Questions about the dubious practices of American agents were shut down by the prosecution and judge. The jurors were not allowed to hear about the so-called Fast and Furious debacle, in which agents watched as thousands of guns were trafficked south, including a .50-caliber rifle found in the last hide-out of Mr. Guzmán. Or about the cooperating witness who had previously claimed that his cartel had been protected by the United States government while it informed on rivals.

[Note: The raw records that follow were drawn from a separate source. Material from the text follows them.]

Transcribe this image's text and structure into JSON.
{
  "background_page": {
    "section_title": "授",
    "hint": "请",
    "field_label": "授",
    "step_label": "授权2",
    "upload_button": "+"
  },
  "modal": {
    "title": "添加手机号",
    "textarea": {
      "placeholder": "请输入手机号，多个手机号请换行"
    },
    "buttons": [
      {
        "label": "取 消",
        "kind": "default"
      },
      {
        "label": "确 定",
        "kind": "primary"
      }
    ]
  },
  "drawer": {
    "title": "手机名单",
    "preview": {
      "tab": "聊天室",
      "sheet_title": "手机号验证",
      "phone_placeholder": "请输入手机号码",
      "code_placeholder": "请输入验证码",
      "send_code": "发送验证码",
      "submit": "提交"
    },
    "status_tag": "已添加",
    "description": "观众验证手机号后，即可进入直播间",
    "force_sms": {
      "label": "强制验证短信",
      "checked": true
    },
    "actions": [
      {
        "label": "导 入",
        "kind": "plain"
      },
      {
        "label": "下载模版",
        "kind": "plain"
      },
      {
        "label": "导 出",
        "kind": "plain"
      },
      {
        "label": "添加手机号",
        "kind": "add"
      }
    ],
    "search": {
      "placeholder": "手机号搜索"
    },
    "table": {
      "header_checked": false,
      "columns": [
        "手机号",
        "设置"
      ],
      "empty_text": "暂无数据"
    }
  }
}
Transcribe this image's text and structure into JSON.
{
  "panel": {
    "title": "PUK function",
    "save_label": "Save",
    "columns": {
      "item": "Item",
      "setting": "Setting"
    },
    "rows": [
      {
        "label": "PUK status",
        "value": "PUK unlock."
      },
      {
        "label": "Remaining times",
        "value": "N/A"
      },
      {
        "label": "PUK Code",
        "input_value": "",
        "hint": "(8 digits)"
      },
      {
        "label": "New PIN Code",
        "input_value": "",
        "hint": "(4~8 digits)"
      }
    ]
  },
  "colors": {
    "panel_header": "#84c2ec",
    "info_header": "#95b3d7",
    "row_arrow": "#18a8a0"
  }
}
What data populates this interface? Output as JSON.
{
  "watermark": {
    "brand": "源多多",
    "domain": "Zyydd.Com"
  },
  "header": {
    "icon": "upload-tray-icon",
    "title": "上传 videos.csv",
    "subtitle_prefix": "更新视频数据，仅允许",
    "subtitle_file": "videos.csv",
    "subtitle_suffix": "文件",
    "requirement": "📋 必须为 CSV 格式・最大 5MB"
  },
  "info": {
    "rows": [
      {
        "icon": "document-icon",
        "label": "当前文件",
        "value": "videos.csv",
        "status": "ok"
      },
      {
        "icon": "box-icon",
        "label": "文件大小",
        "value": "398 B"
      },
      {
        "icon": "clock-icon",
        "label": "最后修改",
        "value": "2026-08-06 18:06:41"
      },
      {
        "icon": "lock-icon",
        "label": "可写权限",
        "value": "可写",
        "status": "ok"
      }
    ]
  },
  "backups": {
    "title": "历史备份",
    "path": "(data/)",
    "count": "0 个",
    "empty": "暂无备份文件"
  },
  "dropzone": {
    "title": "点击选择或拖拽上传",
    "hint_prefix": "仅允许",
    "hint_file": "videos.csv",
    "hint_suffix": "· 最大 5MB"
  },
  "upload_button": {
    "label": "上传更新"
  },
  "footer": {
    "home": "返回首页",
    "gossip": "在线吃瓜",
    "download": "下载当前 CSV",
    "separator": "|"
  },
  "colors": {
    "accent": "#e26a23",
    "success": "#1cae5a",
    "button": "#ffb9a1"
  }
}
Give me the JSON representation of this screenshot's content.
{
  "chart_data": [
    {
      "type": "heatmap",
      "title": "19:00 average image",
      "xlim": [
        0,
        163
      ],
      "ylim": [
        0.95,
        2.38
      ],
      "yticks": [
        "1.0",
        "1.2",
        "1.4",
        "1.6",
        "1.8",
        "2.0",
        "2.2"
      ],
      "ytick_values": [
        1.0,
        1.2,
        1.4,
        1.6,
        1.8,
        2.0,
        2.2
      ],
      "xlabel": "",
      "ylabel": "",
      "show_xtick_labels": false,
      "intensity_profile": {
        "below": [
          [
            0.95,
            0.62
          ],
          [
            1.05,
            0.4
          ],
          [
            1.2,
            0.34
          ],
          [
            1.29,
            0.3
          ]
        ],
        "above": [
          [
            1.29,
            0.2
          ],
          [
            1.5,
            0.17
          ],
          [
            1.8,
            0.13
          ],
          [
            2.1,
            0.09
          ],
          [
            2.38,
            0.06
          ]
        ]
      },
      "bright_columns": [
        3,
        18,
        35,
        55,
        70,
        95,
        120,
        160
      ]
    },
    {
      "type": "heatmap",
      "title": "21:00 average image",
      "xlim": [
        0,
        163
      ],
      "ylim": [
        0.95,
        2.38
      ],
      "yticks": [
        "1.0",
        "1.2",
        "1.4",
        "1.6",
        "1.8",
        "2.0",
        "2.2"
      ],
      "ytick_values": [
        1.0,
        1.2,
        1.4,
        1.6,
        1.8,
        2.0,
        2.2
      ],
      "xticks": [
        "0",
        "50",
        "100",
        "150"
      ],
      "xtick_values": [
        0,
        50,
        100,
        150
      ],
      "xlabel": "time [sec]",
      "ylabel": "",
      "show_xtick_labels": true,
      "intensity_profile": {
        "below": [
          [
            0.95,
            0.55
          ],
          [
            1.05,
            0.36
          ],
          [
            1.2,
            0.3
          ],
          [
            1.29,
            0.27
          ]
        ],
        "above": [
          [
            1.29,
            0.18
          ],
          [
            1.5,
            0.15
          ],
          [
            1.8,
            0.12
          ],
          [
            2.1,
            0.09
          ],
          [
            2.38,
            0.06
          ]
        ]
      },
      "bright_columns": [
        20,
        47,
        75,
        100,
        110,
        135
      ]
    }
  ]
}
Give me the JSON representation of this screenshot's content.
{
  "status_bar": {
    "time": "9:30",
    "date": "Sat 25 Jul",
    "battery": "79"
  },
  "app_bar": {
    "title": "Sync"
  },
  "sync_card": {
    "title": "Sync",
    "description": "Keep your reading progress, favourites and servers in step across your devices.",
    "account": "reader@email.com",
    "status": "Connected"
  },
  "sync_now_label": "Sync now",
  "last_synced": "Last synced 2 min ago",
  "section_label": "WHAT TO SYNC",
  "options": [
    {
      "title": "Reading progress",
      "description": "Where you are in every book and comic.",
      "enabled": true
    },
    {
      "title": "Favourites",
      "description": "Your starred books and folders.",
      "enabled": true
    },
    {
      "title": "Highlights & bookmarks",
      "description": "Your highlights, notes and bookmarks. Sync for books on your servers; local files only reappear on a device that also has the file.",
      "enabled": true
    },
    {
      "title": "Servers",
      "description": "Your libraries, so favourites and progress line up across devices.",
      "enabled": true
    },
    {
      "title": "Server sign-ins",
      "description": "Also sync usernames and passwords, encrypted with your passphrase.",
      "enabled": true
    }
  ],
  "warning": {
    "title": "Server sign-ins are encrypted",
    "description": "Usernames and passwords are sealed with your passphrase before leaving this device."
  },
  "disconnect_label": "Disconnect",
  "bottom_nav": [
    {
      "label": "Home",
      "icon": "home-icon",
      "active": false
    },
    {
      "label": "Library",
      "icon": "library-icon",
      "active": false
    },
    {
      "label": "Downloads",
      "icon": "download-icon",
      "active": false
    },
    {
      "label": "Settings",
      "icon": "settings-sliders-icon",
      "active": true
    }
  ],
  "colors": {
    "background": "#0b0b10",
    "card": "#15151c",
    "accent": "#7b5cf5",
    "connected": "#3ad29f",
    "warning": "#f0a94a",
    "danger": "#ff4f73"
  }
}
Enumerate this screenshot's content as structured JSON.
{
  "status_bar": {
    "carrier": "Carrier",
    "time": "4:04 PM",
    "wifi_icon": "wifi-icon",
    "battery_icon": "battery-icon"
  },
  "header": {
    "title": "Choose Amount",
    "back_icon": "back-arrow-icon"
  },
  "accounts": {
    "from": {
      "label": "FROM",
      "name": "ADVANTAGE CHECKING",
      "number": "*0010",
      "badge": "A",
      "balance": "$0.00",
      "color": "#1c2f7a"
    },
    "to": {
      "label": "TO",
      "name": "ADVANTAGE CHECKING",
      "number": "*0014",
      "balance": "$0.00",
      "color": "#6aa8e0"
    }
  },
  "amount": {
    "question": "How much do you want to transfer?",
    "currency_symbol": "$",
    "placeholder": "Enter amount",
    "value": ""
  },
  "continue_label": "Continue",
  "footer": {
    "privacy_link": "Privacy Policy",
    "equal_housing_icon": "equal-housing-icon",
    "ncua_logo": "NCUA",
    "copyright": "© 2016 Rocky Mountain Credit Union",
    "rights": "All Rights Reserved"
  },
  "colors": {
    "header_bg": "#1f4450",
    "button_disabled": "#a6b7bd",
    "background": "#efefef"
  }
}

And despite Mr. Guzmán’s infamy, there are questions about whether he was truly the biggest drug trafficker in Mexico or just one of various powerful kingpins, including his fellow Sinaloan trafficker Ismael Zambada García, called El Mayo, who is still at large. Indeed, the prosecution said in its closing argument that it didn’t matter if Mr. Guzmán wasn’t the supreme head of the Sinaloa cartel, so long as he was one of its bosses.
A veteran agent for the Drug Enforcement Administration once admitted to me that the policy of taking down kingpins didn’t stop the flow of drugs. But he said that it did stop certain drug traffickers who were becoming too infamous and powerful, which made them a threat to governments.
Perhaps the conviction of Mr. Guzmán at least shows aspiring drug traffickers that they cannot become as notorious as El Chapo and escape the law. But for the families looking for their loved ones in the mass graves here in Mexico and the families of those who have died of drug overdoses in the United States, the search for justice and peace continues.
— © 2019 The New York Times
Published: 15-02-2019 11:34